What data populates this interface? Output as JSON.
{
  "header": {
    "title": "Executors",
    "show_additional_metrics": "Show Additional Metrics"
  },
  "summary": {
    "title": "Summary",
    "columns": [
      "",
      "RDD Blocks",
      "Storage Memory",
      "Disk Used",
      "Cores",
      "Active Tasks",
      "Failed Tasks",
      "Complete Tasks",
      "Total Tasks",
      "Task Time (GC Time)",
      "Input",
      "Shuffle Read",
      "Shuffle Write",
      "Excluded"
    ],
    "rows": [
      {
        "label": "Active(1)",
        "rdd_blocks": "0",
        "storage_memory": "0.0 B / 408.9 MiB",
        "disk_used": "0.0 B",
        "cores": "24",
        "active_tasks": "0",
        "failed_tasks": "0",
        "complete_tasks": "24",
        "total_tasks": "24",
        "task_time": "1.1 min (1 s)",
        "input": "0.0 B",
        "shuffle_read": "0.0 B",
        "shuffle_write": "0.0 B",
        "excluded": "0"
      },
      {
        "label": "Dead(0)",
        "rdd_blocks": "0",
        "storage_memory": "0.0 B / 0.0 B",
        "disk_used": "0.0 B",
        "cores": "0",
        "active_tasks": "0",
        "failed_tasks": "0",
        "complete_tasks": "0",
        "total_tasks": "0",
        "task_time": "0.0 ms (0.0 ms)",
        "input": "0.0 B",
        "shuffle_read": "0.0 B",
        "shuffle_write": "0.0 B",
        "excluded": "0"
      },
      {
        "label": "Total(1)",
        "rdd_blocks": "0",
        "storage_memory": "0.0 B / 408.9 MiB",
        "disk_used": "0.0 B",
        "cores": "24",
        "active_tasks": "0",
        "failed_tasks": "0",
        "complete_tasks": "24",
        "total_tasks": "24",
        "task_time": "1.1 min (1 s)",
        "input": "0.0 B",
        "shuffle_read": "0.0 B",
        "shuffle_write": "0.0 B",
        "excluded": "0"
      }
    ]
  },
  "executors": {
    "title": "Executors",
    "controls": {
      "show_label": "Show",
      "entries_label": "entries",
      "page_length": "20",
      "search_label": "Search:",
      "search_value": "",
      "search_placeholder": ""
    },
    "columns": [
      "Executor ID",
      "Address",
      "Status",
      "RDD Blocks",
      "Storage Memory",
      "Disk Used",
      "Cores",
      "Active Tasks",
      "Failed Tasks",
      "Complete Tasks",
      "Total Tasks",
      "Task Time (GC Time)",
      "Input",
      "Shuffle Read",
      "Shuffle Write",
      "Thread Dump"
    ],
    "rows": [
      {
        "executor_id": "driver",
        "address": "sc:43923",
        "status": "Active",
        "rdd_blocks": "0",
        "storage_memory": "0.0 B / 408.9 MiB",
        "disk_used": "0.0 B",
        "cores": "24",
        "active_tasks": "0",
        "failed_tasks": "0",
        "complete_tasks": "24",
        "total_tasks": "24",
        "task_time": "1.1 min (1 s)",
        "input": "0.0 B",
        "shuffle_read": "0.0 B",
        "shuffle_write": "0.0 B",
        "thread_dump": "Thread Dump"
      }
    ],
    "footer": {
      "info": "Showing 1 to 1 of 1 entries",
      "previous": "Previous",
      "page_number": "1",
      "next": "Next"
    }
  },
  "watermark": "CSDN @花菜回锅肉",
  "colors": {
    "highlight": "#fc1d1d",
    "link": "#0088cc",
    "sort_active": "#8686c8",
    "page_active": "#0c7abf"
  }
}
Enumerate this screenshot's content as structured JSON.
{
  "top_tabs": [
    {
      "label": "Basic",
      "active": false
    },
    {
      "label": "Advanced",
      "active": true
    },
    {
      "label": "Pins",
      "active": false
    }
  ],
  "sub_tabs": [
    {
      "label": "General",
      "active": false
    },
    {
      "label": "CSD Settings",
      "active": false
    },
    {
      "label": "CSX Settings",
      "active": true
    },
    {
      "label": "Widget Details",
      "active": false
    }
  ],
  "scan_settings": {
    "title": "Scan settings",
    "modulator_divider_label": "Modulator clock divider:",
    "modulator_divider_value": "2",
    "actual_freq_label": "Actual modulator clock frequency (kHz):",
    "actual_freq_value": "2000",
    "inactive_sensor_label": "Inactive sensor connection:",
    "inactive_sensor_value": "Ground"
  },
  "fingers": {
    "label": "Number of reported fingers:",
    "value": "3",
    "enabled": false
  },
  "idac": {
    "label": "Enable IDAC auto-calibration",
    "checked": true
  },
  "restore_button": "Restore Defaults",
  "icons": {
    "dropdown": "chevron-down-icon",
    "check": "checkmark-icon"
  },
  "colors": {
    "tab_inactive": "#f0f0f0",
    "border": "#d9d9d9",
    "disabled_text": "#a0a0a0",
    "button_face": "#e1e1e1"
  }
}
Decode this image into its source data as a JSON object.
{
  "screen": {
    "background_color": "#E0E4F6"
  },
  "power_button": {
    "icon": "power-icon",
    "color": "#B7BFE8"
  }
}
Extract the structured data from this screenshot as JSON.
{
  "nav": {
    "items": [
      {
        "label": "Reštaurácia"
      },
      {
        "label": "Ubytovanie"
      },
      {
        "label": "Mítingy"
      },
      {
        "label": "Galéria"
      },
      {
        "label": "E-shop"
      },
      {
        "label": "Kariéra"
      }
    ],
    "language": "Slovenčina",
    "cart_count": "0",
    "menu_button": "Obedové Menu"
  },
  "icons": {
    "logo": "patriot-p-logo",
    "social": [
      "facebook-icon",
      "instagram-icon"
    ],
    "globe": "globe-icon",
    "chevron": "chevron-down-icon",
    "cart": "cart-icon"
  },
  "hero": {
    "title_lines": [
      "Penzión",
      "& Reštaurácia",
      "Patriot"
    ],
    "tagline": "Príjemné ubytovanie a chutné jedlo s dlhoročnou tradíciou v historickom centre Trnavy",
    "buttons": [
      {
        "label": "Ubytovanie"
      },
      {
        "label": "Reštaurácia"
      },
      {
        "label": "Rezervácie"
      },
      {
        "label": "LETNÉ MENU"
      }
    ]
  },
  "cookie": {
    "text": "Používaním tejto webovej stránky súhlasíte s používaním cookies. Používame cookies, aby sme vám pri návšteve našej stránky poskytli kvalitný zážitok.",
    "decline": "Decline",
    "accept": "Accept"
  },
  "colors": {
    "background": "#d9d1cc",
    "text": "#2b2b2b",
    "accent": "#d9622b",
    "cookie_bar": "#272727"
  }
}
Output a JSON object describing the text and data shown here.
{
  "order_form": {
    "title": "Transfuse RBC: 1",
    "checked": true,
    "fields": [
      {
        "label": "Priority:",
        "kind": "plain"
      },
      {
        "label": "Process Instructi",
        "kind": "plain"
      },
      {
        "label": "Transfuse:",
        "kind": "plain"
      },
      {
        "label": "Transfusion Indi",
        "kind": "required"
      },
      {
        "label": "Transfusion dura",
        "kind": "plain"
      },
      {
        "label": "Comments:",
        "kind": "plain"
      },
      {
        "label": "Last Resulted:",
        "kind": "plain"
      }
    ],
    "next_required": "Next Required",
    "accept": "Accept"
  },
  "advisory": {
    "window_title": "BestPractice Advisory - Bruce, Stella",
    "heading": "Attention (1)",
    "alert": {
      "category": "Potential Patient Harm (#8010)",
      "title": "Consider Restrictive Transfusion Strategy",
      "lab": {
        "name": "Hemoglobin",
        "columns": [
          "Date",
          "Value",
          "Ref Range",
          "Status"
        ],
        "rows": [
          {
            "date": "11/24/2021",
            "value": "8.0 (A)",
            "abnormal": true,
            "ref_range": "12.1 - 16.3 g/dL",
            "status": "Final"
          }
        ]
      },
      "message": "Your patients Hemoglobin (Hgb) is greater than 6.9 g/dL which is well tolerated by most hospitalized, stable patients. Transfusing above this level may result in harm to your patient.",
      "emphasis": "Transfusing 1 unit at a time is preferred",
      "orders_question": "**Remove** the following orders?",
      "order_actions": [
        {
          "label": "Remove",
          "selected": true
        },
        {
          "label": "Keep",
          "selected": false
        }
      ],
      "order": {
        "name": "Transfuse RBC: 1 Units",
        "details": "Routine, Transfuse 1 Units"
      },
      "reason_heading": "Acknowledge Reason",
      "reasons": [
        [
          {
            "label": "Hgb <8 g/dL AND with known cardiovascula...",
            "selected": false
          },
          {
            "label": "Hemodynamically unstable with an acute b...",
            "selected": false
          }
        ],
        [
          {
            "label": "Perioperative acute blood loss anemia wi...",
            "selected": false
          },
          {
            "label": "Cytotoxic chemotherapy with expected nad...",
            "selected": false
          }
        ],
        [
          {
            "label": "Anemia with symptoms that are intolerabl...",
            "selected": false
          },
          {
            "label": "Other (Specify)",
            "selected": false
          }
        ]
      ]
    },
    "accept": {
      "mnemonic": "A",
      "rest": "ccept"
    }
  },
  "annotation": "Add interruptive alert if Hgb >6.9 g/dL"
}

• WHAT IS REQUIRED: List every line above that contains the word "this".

• ANSWER SPACE:
What data populates this interface? Output as JSON.
Enumerate this screenshot's content as structured JSON.
Decode this image into its source data as a JSON object.
Extract the structured data from this screenshot as JSON.
      "message": "Your patients Hemoglobin (Hgb) is greater than 6.9 g/dL which is well tolerated by most hospitalized, stable patients. Transfusing above this level may result in harm to your patient.",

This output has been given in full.